The lahmacun was excellent - the bread was not as thin as you can get it in Turkey but they got the flavors just right. My only comment here is that in Turkey lahmacun usually comes with a lightly dressed side salad of onion, tomato, possibly lettuce, cilantro or cucumber and you wrap the salad in with the lahmacun, and no salad was provided. On the other hand, I feel I should not be quite so picky: there is nowhere else in all of Taiwan to get decent lahmacun.

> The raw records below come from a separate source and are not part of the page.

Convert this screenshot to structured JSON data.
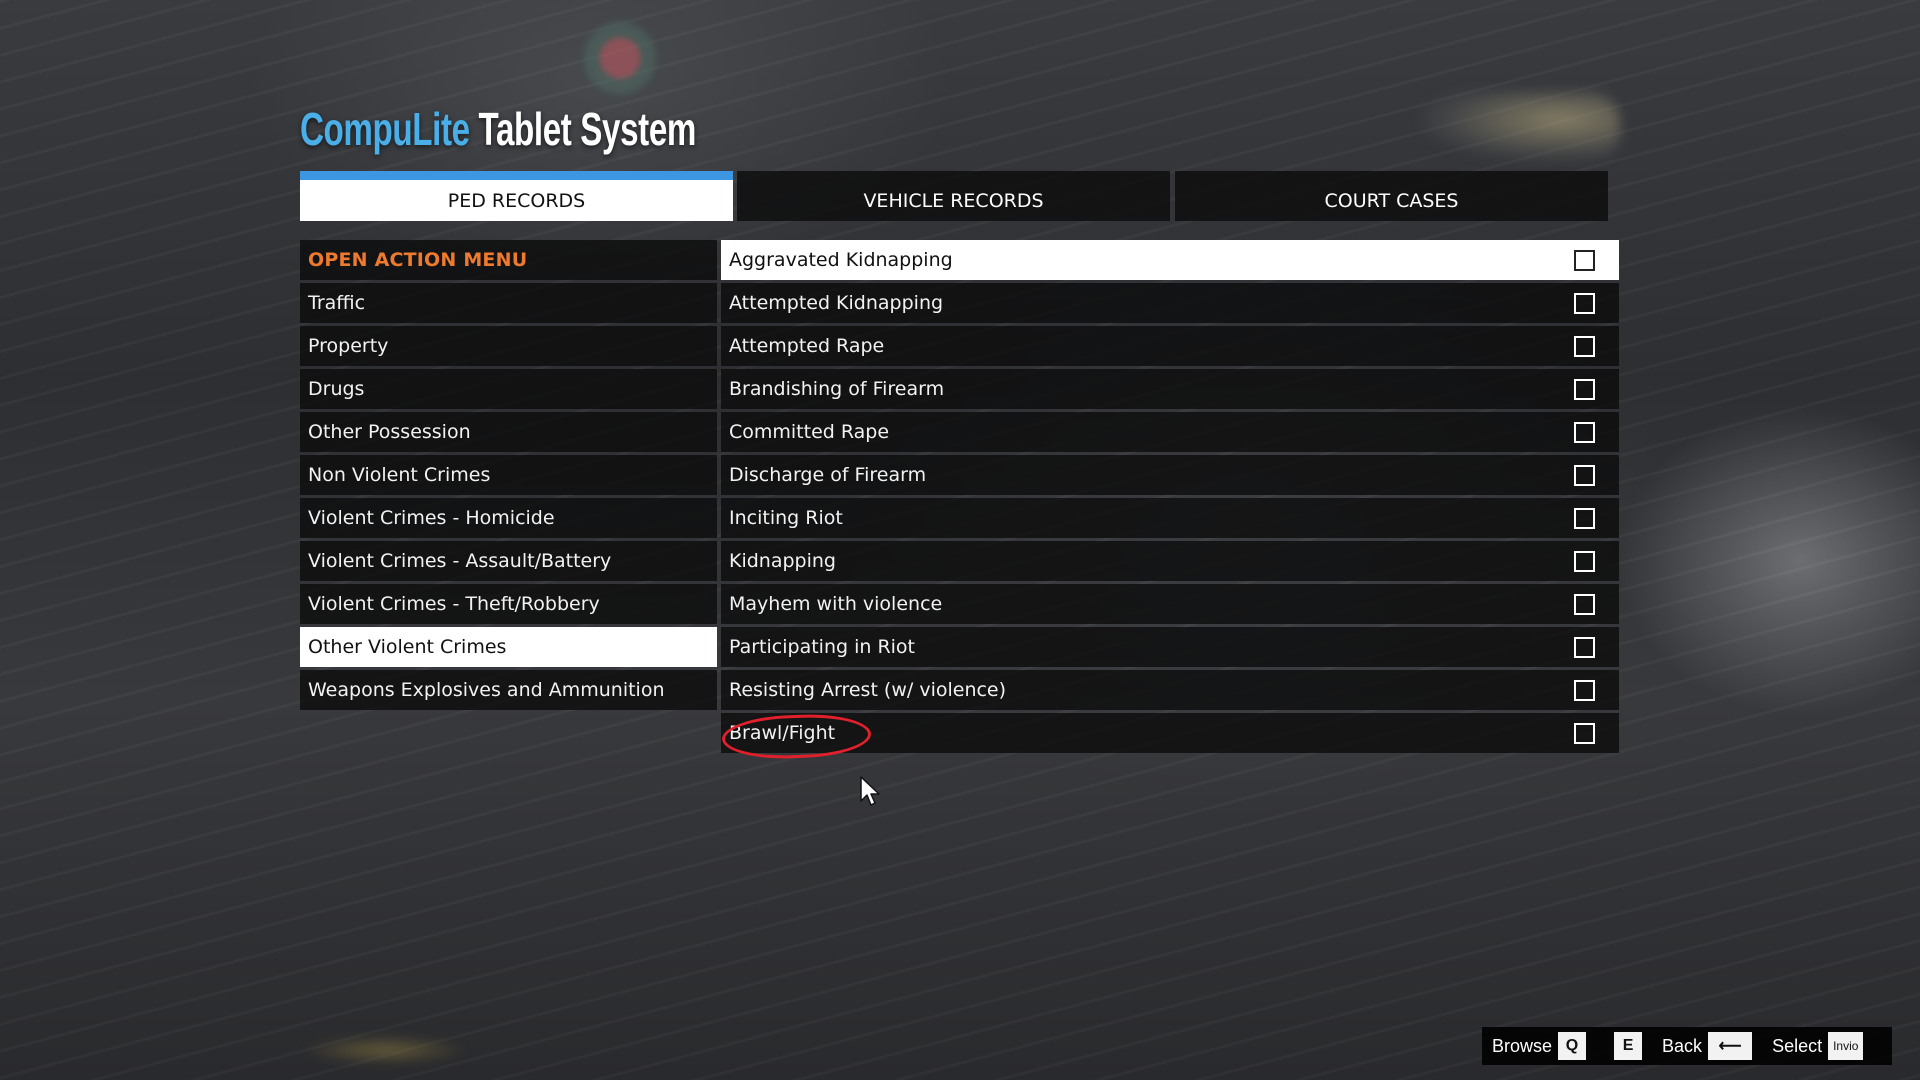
{
  "app": {
    "title_brand": "CompuLite",
    "title_rest": "Tablet System"
  },
  "tabs": [
    {
      "label": "PED RECORDS",
      "active": true
    },
    {
      "label": "VEHICLE RECORDS",
      "active": false
    },
    {
      "label": "COURT CASES",
      "active": false
    }
  ],
  "sidebar": {
    "items": [
      {
        "label": "OPEN ACTION MENU"
      },
      {
        "label": "Traffic"
      },
      {
        "label": "Property"
      },
      {
        "label": "Drugs"
      },
      {
        "label": "Other Possession"
      },
      {
        "label": "Non Violent Crimes"
      },
      {
        "label": "Violent Crimes - Homicide"
      },
      {
        "label": "Violent Crimes - Assault/Battery"
      },
      {
        "label": "Violent Crimes - Theft/Robbery"
      },
      {
        "label": "Other Violent Crimes"
      },
      {
        "label": "Weapons Explosives and Ammunition"
      }
    ],
    "selected_index": 9
  },
  "crimes": {
    "items": [
      {
        "label": "Aggravated Kidnapping",
        "checked": false
      },
      {
        "label": "Attempted Kidnapping",
        "checked": false
      },
      {
        "label": "Attempted Rape",
        "checked": false
      },
      {
        "label": "Brandishing of Firearm",
        "checked": false
      },
      {
        "label": "Committed Rape",
        "checked": false
      },
      {
        "label": "Discharge of Firearm",
        "checked": false
      },
      {
        "label": "Inciting Riot",
        "checked": false
      },
      {
        "label": "Kidnapping",
        "checked": false
      },
      {
        "label": "Mayhem with violence",
        "checked": false
      },
      {
        "label": "Participating in Riot",
        "checked": false
      },
      {
        "label": "Resisting Arrest (w/ violence)",
        "checked": false
      },
      {
        "label": "Brawl/Fight",
        "checked": false
      }
    ],
    "highlighted_index": 0
  },
  "helpbar": {
    "browse_label": "Browse",
    "browse_key": "Q",
    "e_key": "E",
    "back_label": "Back",
    "back_key": "⟵",
    "select_label": "Select",
    "select_key": "Invio"
  },
  "colors": {
    "brand_blue": "#4aaee8",
    "tab_accent": "#3d96e1",
    "action_orange": "#ee7a2e",
    "annotation_red": "#e1202c"
  }
}
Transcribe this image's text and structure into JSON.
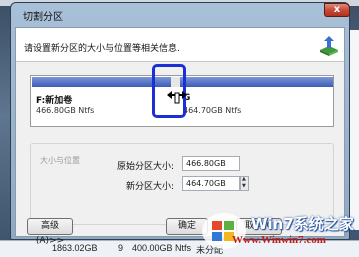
{
  "dialog": {
    "title": "切割分区",
    "close_label": "x",
    "description": "请设置新分区的大小与位置等相关信息."
  },
  "partitions": {
    "left": {
      "name": "F:新加卷",
      "size": "466.80GB Ntfs"
    },
    "right": {
      "name": "G",
      "size": "464.70GB Ntfs"
    }
  },
  "size_position": {
    "group_title": "大小与位置",
    "original_label": "原始分区大小:",
    "original_value": "466.80GB",
    "new_label": "新分区大小:",
    "new_value": "464.70GB"
  },
  "buttons": {
    "advanced": "高级(A)>>",
    "ok": "确定",
    "cancel_prefix": "取消(C"
  },
  "background": {
    "cells": [
      "1863.02GB",
      "9",
      "400.00GB Ntfs",
      "未分配"
    ]
  },
  "watermark": {
    "brand": "Win7系统之家",
    "url": "Www.Winwin7.com"
  },
  "colors": {
    "partition_fill": "#3c5bb7",
    "highlight": "#1c2fd6",
    "watermark_red": "#c21c17"
  },
  "icons": [
    "close-icon",
    "partition-wizard-icon",
    "resize-arrow-icon",
    "spin-icon",
    "win7-logo-icon"
  ]
}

Iskender kebab is from the city of Iskenderiya just north of Antakya - it's the closest "regional kebab" to Musa Dagh, where my ancestors are from. While my family has apparently had a long-running feud with the Iskenderians, an Armenian family most likely from Iskenderiya (I don't really subscribe to the "old family feud" school of thought though), Iskender kebab remains my favorite. It's thin slices of grilled meat over chopped flatbread, doused in tomato sauce and served with yoghurt and rice. This Iskender kebab was pretty good, though it doesn't hold a candle to the huge heap of perfectly cooked lamb I had at a Turkish restaurant in New York not to mention the delicious Iskender kebab I had in Sanliurfa or Antakya. But, it was pretty good...I guess I just wish lamb had been an option (they only had chicken or beef).

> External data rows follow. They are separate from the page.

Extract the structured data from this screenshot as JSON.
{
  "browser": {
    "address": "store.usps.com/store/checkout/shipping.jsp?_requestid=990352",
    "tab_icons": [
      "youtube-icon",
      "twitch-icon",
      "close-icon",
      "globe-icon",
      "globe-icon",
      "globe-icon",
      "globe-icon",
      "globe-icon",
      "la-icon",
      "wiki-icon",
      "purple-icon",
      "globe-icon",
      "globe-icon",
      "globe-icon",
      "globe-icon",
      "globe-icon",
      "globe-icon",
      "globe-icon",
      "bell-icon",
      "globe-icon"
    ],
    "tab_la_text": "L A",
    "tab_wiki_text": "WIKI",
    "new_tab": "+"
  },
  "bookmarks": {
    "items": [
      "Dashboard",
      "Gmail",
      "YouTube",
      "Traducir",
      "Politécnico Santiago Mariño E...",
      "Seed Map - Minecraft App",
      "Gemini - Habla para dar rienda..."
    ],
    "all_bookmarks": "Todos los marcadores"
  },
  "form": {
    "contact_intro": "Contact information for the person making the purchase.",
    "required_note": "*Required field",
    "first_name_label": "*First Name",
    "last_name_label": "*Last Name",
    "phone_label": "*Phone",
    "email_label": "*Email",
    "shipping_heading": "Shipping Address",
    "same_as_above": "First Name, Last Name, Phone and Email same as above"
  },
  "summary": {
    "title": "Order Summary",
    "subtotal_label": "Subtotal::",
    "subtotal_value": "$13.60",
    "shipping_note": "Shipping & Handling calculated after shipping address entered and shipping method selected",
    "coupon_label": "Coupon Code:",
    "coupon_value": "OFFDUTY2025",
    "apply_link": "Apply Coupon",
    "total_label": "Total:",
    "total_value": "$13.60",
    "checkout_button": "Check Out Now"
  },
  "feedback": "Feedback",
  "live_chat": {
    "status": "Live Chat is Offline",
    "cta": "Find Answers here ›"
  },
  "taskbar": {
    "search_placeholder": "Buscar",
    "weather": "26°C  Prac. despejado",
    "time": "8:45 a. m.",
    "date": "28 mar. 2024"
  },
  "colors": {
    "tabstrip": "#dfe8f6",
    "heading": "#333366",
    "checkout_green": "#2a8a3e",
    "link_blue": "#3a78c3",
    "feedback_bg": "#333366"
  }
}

The ayran was served in Moscow mule mugs, which I liked, and tasted basically like ayran, so yay!

All in all though I would say they hit the mark on all the flavor combinations - the tastes were all just like we had in Turkey - the other issues are just small kinks to work out.

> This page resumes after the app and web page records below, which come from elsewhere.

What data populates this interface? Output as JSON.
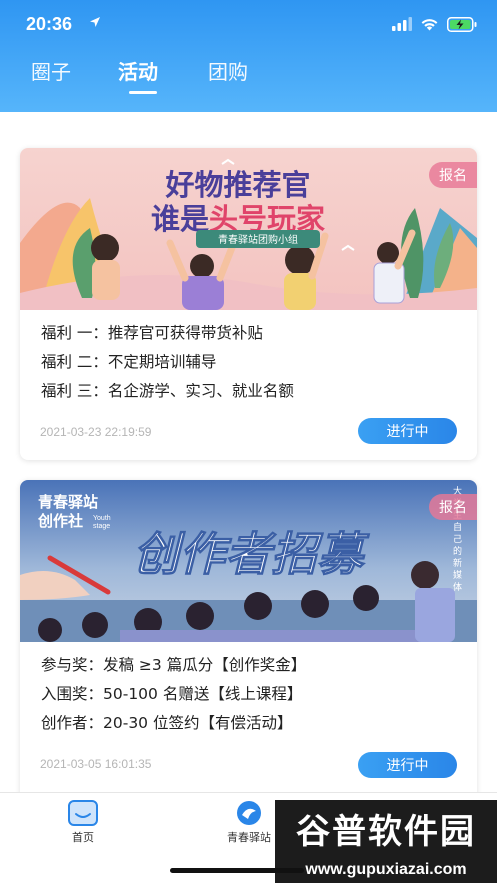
{
  "status_bar": {
    "time": "20:36"
  },
  "tabs": [
    {
      "label": "圈子",
      "active": false
    },
    {
      "label": "活动",
      "active": true
    },
    {
      "label": "团购",
      "active": false
    }
  ],
  "cards": [
    {
      "banner": {
        "title_line1": "好物推荐官",
        "title_line2_a": "谁是",
        "title_line2_b": "头号玩家",
        "subtitle": "青春驿站团购小组"
      },
      "badge": "报名",
      "perks": [
        "福利 一：推荐官可获得带货补贴",
        "福利 二：不定期培训辅导",
        "福利 三：名企游学、实习、就业名额"
      ],
      "date": "2021-03-23 22:19:59",
      "status": "进行中"
    },
    {
      "banner": {
        "brand_line1": "青春驿站",
        "brand_line2": "创作社",
        "brand_en1": "Youth",
        "brand_en2": "stage",
        "headline": "创作者招募",
        "vertical_text": "大学生自己的新媒体"
      },
      "badge": "报名",
      "perks": [
        "参与奖：发稿 ≥3 篇瓜分【创作奖金】",
        "入围奖：50-100 名赠送【线上课程】",
        "创作者：20-30 位签约【有偿活动】"
      ],
      "date": "2021-03-05 16:01:35",
      "status": "进行中"
    }
  ],
  "tabbar": [
    {
      "label": "首页",
      "icon": "home-icon"
    },
    {
      "label": "青春驿站",
      "icon": "fish-logo-icon"
    },
    {
      "label": "",
      "icon": "profile-icon"
    }
  ],
  "watermark": {
    "top": "谷普软件园",
    "bottom": "www.gupuxiazai.com"
  },
  "colors": {
    "header_top": "#2f96f2",
    "header_bottom": "#56b5fb",
    "accent_blue": "#2a86e8",
    "badge_pink": "#e87896"
  }
}
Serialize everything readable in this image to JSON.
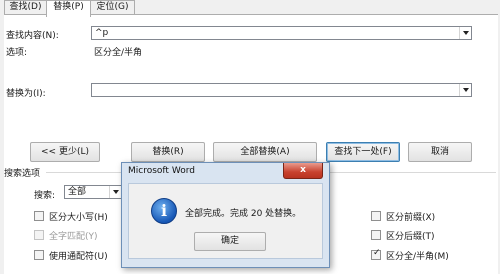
{
  "tabs": [
    {
      "label": "查找(D)",
      "active": false
    },
    {
      "label": "替换(P)",
      "active": true
    },
    {
      "label": "定位(G)",
      "active": false
    }
  ],
  "find": {
    "label": "查找内容(N):",
    "value": "^p"
  },
  "options": {
    "label": "选项:",
    "value": "区分全/半角"
  },
  "replace": {
    "label": "替换为(I):",
    "value": ""
  },
  "buttons": {
    "less": "<< 更少(L)",
    "replace": "替换(R)",
    "replace_all": "全部替换(A)",
    "find_next": "查找下一处(F)",
    "cancel": "取消"
  },
  "search_options": {
    "heading": "搜索选项",
    "search_label": "搜索:",
    "search_value": "全部",
    "checkboxes_left": [
      {
        "label": "区分大小写(H)",
        "checked": false,
        "disabled": false
      },
      {
        "label": "全字匹配(Y)",
        "checked": false,
        "disabled": true
      },
      {
        "label": "使用通配符(U)",
        "checked": false,
        "disabled": false
      }
    ],
    "checkboxes_right": [
      {
        "label": "区分前缀(X)",
        "checked": false,
        "disabled": false
      },
      {
        "label": "区分后缀(T)",
        "checked": false,
        "disabled": false
      },
      {
        "label": "区分全/半角(M)",
        "checked": true,
        "disabled": false
      }
    ]
  },
  "message_box": {
    "title": "Microsoft Word",
    "close": "x",
    "icon_glyph": "i",
    "text": "全部完成。完成 20 处替换。",
    "ok": "确定"
  },
  "colors": {
    "accent": "#3c7fb1",
    "close_button": "#c8412e",
    "dialog_frame": "#d9e4f1"
  }
}
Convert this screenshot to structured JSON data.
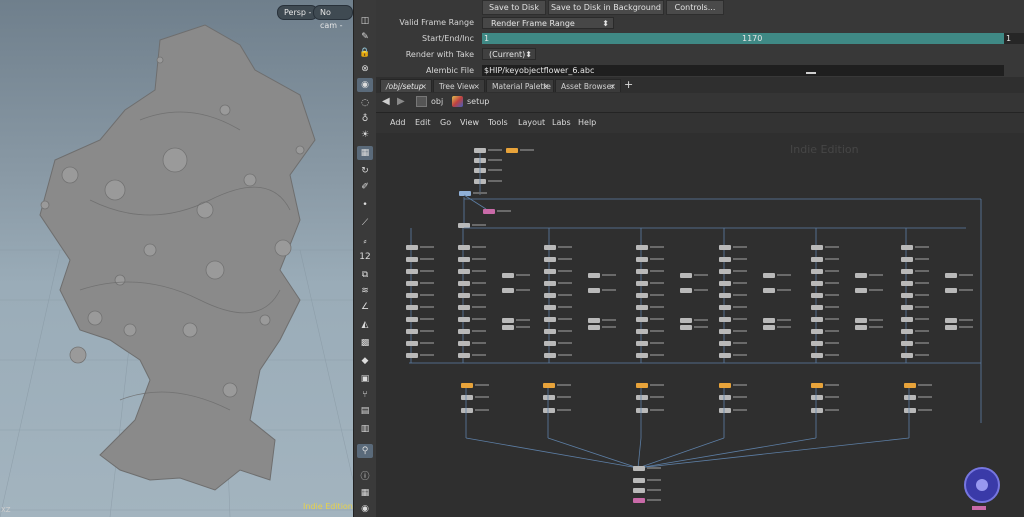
{
  "viewport": {
    "camera_persp": "Persp -",
    "camera_nocam": "No cam -",
    "watermark": "Indie Edition",
    "axis_label": "XZ"
  },
  "toolbar": {
    "icons": [
      "select-icon",
      "pose-icon",
      "lock-icon",
      "close-icon",
      "camera-icon",
      "light-icon",
      "lightbulb-icon",
      "hand-icon",
      "snap-icon",
      "transform-icon",
      "dot-icon",
      "brush-icon",
      "pen-icon",
      "number-icon",
      "paint-icon",
      "stack-icon",
      "angle-icon",
      "wave-icon",
      "grid-icon",
      "object-icon",
      "bird-icon",
      "branch-icon",
      "box-icon",
      "image-icon",
      "pin-icon",
      "info-icon",
      "layout-icon",
      "eye-icon"
    ],
    "number_label": "12"
  },
  "render": {
    "save_to_disk": "Save to Disk",
    "save_background": "Save to Disk in Background",
    "controls": "Controls...",
    "valid_frame_label": "Valid Frame Range",
    "valid_frame_value": "Render Frame Range",
    "start_end_label": "Start/End/Inc",
    "start": "1",
    "end": "1170",
    "inc": "1",
    "take_label": "Render with Take",
    "take_value": "(Current)",
    "alembic_label": "Alembic File",
    "alembic_value": "$HIP/keyobjectflower_6.abc"
  },
  "tabs": [
    {
      "label": "/obj/setup"
    },
    {
      "label": "Tree View"
    },
    {
      "label": "Material Palette"
    },
    {
      "label": "Asset Browser"
    }
  ],
  "path": {
    "obj": "obj",
    "setup": "setup"
  },
  "menu": [
    "Add",
    "Edit",
    "Go",
    "View",
    "Tools",
    "Layout",
    "Labs",
    "Help"
  ],
  "network": {
    "watermark": "Indie Edition",
    "accent_orange": "#e8a33a",
    "accent_teal": "#3e8e8a",
    "wire_color": "#5d7fa6",
    "node_color": "#b9b9b9",
    "dop_color": "#c96aa8"
  }
}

The desserts were quite good - both fairly Turkish and tasty. We had them with Turkish coffee, which came in lovely cups with Iznik tile designs on them (not real, of course) and a pistachio Turkish delight. They don't do different sugar levels though - you can't say you want your coffee sweet or not. But, the way it's made, it's basically perfect so I'm not complaining.

Prices were not cheap, but then for good foreign food in Taipei you will usually pay a premium. The lahmacun (which is a light meal) was about 260NT, the Iskender kebab topped out in the 400s and the appetizers were about 60-90NT each. For the two of us - coffee, appetizers, ayran, meals, dessert - we paid about NT1800.

Oh, no alcohol on the menu. That's one major downside.

Before I finish this, I'd like to add something on a personal note. As an Armenian whose ancestors lived in Turkey before the genocide (the 100th anniversary of which just passed), it's kind of weird for me to eat Turkish food, because that's OUR food. The food of my family. The food of my ancestors. It's integral to our culture as Armenians...but that food is Turkish. But, it's also Armenian. I want to claim it as my cultural heritage, but I do not want to claim Turkish as my heritage, as I am not Turkish, I am Armenian by ancestry. It comes across as - this is our food! So, you're Turkish? No, we're Armenian. But this is our food too. But it's Turkish food. It's also Armenian. Armenian from Turkey? Well, yes, but food in Armenia proper isn't that different. So if they lived in Turkey, weren't they technically also Turkish? Not under the Ottoman Empire they weren't - there were Turks and then there were millets, or ethnic minorities under Ottoman control.

But a lot of the words of Western Armenian (the Armenian variant spoken by Armenians in Turkey) are Turkish borrowings, the food is the same, the culture is essentially the same, the tea and the games are the same, but we're not exactly the same. So on one hand I'm claiming my own heritage, on the other, I feel like I'm claiming one that is not entirely mine. Or, by claiming it, people make assumptions about my heritage that are not true.

All this to say, I understand how a lot of Taiwanese feel, wanting to claim aspects of Chinese culture that are also Taiwanese, that the two groups share (with the added aspect that they are ethnically the same), but wanting to remain culturally distinct. Wanting to say, yes, this is our heritage, we have this too - but we are not "Chinese", or, in the ways that we are, that is not the same as being from China. We share cultural touchstones, but we are distinct, and having that claiming of cultural heritage confused by the world at large for identifying as "Chinese".
I mean, I can never fully "get it", but I get it well enough, I think.